“Well if you would just put your boots on the way I showed you we would be leaving by now!”
(In the car) “Aarrgg! Now we are going to be late….again! I am so frustrated and I don’t know what it is going to take for us to leave the house on time!”
(From the back seat) “I’m sorry, mommy.”
Does this sound like a conversation that you have with your child?
I am sad to say that incidences like this were all too common for my children and me. So much that by the time my oldest was 4 years old, he was pre-apologizing for making us late every time we left the house, even when we were going to be on time and I was in a good mood!
As a mom, there are so many details to remember and tasks to accomplish in a day while caring for little people that often require full to moderate assistance with daily living. Leaving the house on time was always my greatest challenge.
Until I owned my victim mentality I didn’t really understand the problem was my relationship with time, not the gorgeous little people who called me ‘Mommy’. What I needed to do was be realistic about how long tasks took, prepare and leave the house 15 minutes earlier, not get angrier at them for something they were not old enough to be responsible for.
Do you hear yourself making your children your excuse for falling short?
Do you use your children as the excuse for not achieving the goals or dreams you had for yourself or your business? I started my Life Coaching business working from home with my youngest home half the day. I loved my work and my clients, yet I would still use him as the excuse to clients why I could not meet in person.
The truth was I was choosing to be home with him and not employ daycare services and I chose to have children in the first place. The lie is that somehow it was his fault as if the stork suddenly dropped him off at my door without asking me.
Blame and victim are insidious, toxic parts of our thinking that we are not always aware exist. They stem from the belief or feeling of being trapped or without choice. It’s easier to make someone or something outside of ourselves the scapegoat for our discomfort.
The long term cost to our children hearing or even perceiving this blame (children are much more perceptive that we give them credit for) is growing up with a feeling of shame. The definition for shame is this – You didn’t just MAKE a mistake, you ARE a mistake. That is a huge weight to try and shed off once it is internalized.
Making a change is possible! It’s time to stop the blame game and move toward what you want:
- Be prepared – Set out what you need the night before.
- Set a timer for yourself so you know when to start a task with time to complete (like leaving the house), or have your morning alarm go off 30 minutes early.
- Ask for support – You don’t need to be a hero to everyone! Try sharing childcare with a friend to give you a few hours of alone time to work.
- Decide what you really want – If you could dream up your days, what would they look like? Get clear on the actual structure you need and put a plan in place to create as much or all of that vision.

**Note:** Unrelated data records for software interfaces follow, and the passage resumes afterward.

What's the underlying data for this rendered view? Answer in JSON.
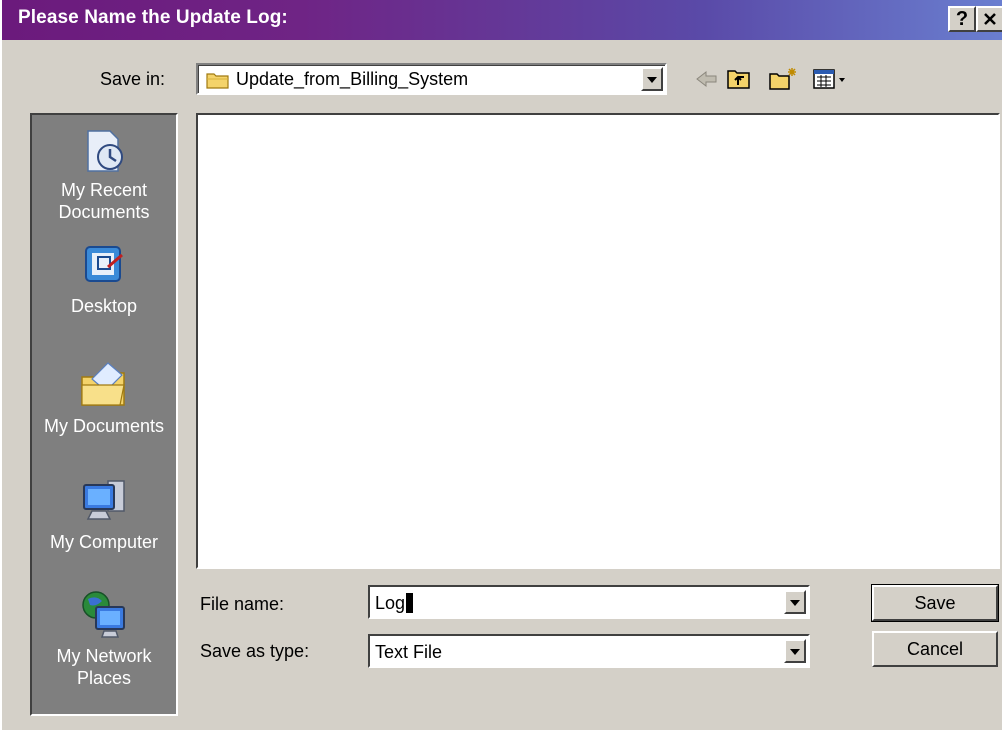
{
  "dialog": {
    "title": "Please Name the Update Log:",
    "help_button": "?",
    "close_button": "X"
  },
  "save_in": {
    "label": "Save in:",
    "value": "Update_from_Billing_System"
  },
  "places": [
    {
      "label_line1": "My Recent",
      "label_line2": "Documents",
      "icon": "recent-documents-icon"
    },
    {
      "label_line1": "Desktop",
      "label_line2": "",
      "icon": "desktop-icon"
    },
    {
      "label_line1": "My Documents",
      "label_line2": "",
      "icon": "my-documents-icon"
    },
    {
      "label_line1": "My Computer",
      "label_line2": "",
      "icon": "my-computer-icon"
    },
    {
      "label_line1": "My Network",
      "label_line2": "Places",
      "icon": "network-places-icon"
    }
  ],
  "file_name": {
    "label": "File name:",
    "value": "Log"
  },
  "save_as_type": {
    "label": "Save as type:",
    "value": "Text File"
  },
  "buttons": {
    "save": "Save",
    "cancel": "Cancel"
  },
  "colors": {
    "title_start": "#6b1a7c",
    "title_end": "#6a7fd0",
    "face": "#d4d0c8",
    "places_bg": "#7f7f7f"
  }
}
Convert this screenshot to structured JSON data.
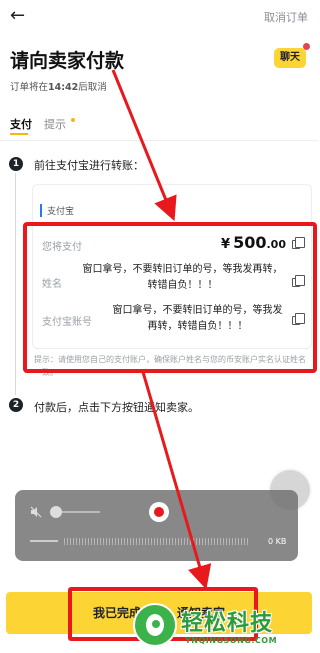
{
  "header": {
    "back_icon": "arrow-left-icon",
    "cancel_label": "取消订单",
    "title": "请向卖家付款",
    "deadline_prefix": "订单将在",
    "deadline_time": "14:42",
    "deadline_suffix": "后取消",
    "chat_label": "聊天"
  },
  "tabs": [
    {
      "label": "支付",
      "active": true
    },
    {
      "label": "提示",
      "active": false,
      "has_dot": true
    }
  ],
  "steps": {
    "step1": {
      "number": "1",
      "text": "前往支付宝进行转账："
    },
    "step2": {
      "number": "2",
      "text": "付款后，点击下方按钮通知卖家。"
    }
  },
  "payment": {
    "method": "支付宝",
    "rows": {
      "amount": {
        "label": "您将支付",
        "symbol": "¥",
        "integer": "500",
        "decimal": ".00"
      },
      "name": {
        "label": "姓名",
        "value": "窗口拿号，不要转旧订单的号，等我发再转，转错自负！！！"
      },
      "account": {
        "label": "支付宝账号",
        "value": "窗口拿号，不要转旧订单的号，等我发再转，转错自负！！！"
      }
    },
    "tip": "提示：请使用您自己的支付账户，确保账户姓名与您的币安账户实名认证姓名一致。"
  },
  "recorder": {
    "file_size": "0 KB"
  },
  "bottom_button": {
    "label": "我已完成付款，通知卖家"
  },
  "watermark": {
    "text": "轻松科技",
    "url": "YNQINGSONG.COM"
  },
  "colors": {
    "accent": "#fcd535",
    "highlight": "#e8191c",
    "watermark_green": "#2d9b3c",
    "link_blue": "#2e74f5"
  }
}
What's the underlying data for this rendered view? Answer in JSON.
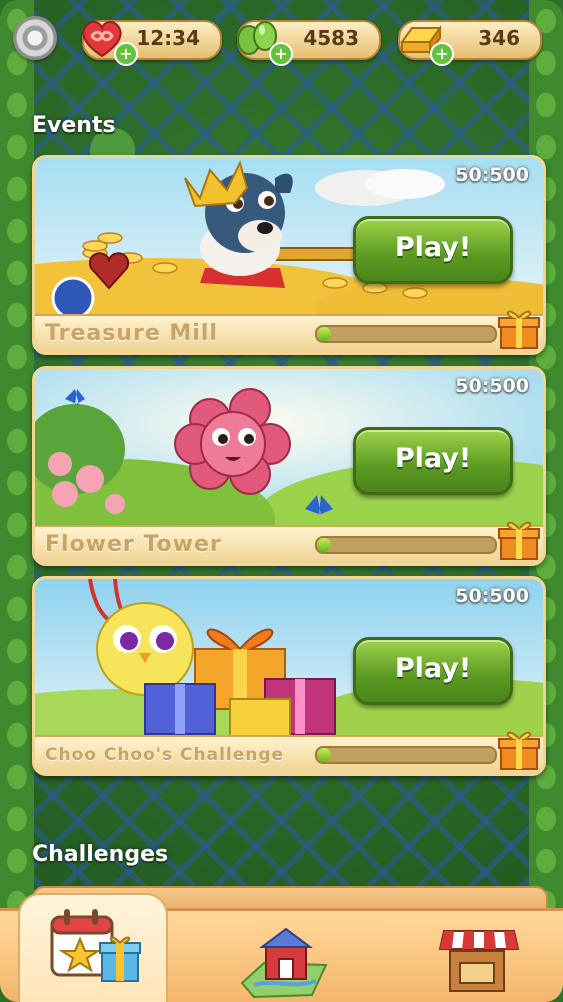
{
  "topbar": {
    "settings_icon": "gear-icon",
    "lives": {
      "value": "12:34",
      "icon": "infinite-heart-icon"
    },
    "beans": {
      "value": "4583",
      "icon": "magic-bean-icon"
    },
    "gold": {
      "value": "346",
      "icon": "gold-bar-icon"
    }
  },
  "sections": {
    "events_title": "Events",
    "challenges_title": "Challenges"
  },
  "events": [
    {
      "name": "Treasure Mill",
      "timer": "50:500",
      "play_label": "Play!",
      "progress": 0.05
    },
    {
      "name": "Flower Tower",
      "timer": "50:500",
      "play_label": "Play!",
      "progress": 0.05
    },
    {
      "name": "Choo Choo's Challenge",
      "timer": "50:500",
      "play_label": "Play!",
      "progress": 0.05
    }
  ],
  "bottomnav": {
    "tabs": [
      {
        "icon": "events-calendar-icon",
        "active": true
      },
      {
        "icon": "farm-map-icon",
        "active": false
      },
      {
        "icon": "market-stall-icon",
        "active": false
      }
    ]
  },
  "colors": {
    "play_button": "#6aa82a",
    "card_label": "#c9a565",
    "progress_fill": "#8fd03a"
  }
}
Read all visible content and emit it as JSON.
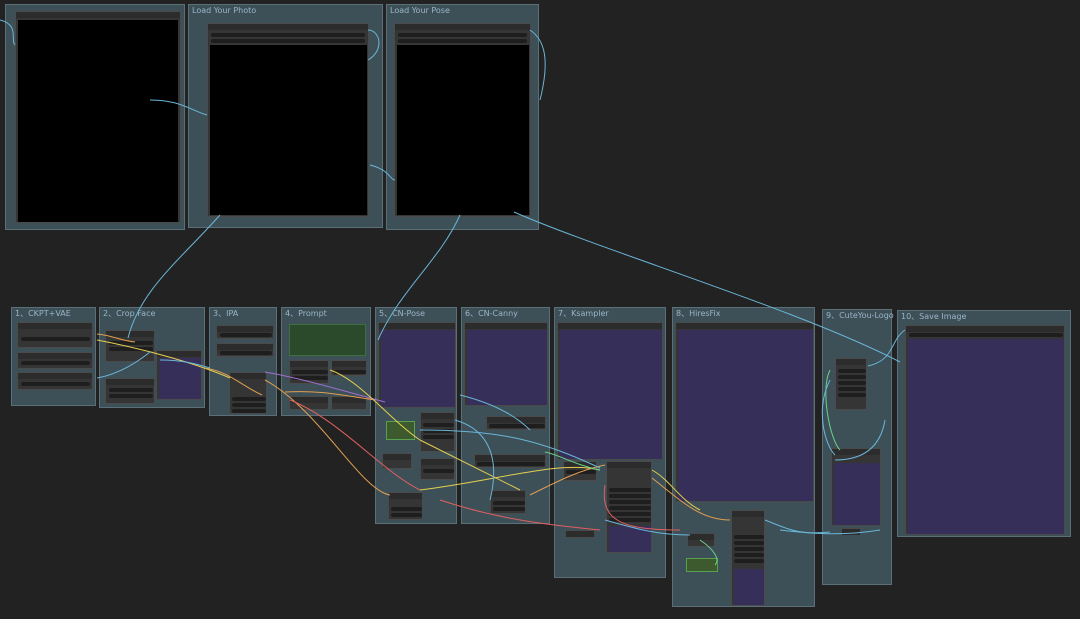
{
  "app": "ComfyUI workflow canvas",
  "groups": {
    "load_photo": "Load Your Photo",
    "load_pose": "Load Your Pose",
    "g1": "1、CKPT+VAE",
    "g2": "2、Crop Face",
    "g3": "3、IPA",
    "g4": "4、Prompt",
    "g5": "5、CN-Pose",
    "g6": "6、CN-Canny",
    "g7": "7、Ksampler",
    "g8": "8、HiresFix",
    "g9": "9、CuteYou-Logo",
    "g10": "10、Save Image"
  },
  "colors": {
    "canvas": "#222222",
    "group_bg": "#3d4f57",
    "group_title": "#9ab6c8",
    "preview_bg": "#362f5a",
    "wire_blue": "#6ab6d8",
    "wire_orange": "#e0a050",
    "wire_yellow": "#e6d050",
    "wire_red": "#e06060",
    "wire_green": "#6ad08a",
    "wire_purple": "#a070d0"
  }
}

- Be realistic – Set your goals based on what is possible now and make a plan to create the rest. Raising children requires time and flexibility.
- Don’t multi-task! Pretending to be present to your child while also talking on the phone and typing is ridiculous, and the fastest way to look track of time. Use the timer to spend focus time with your child, then again to have small amounts of focus work time (depending on the age and needs of your child).
- Communicate with your children – Even at 18-months-old your child understands much more than you think. Tell them what your timer means and what they can expect from you. Children catch on quickly and will go with the plan as long as they understand when they get 100% of you.
You do not like being blamed for something you know was not your fault, and neither do your children. It’s time to own up to your results and use the tips listed above to start the change them.
I started telling my children that being late was my fault and not theirs, based on my poor planning. I still let them know when I was frustrated, and made very clear it was about me and not them.
When you own your successes AND your failures, you have more to celebrate and greater learning to move forward with. Set bigger goals and get more efficient work done ‘during school hours’. Best of all your children know they are not the reason for my failure, and a huge part of my success as a mompreneur.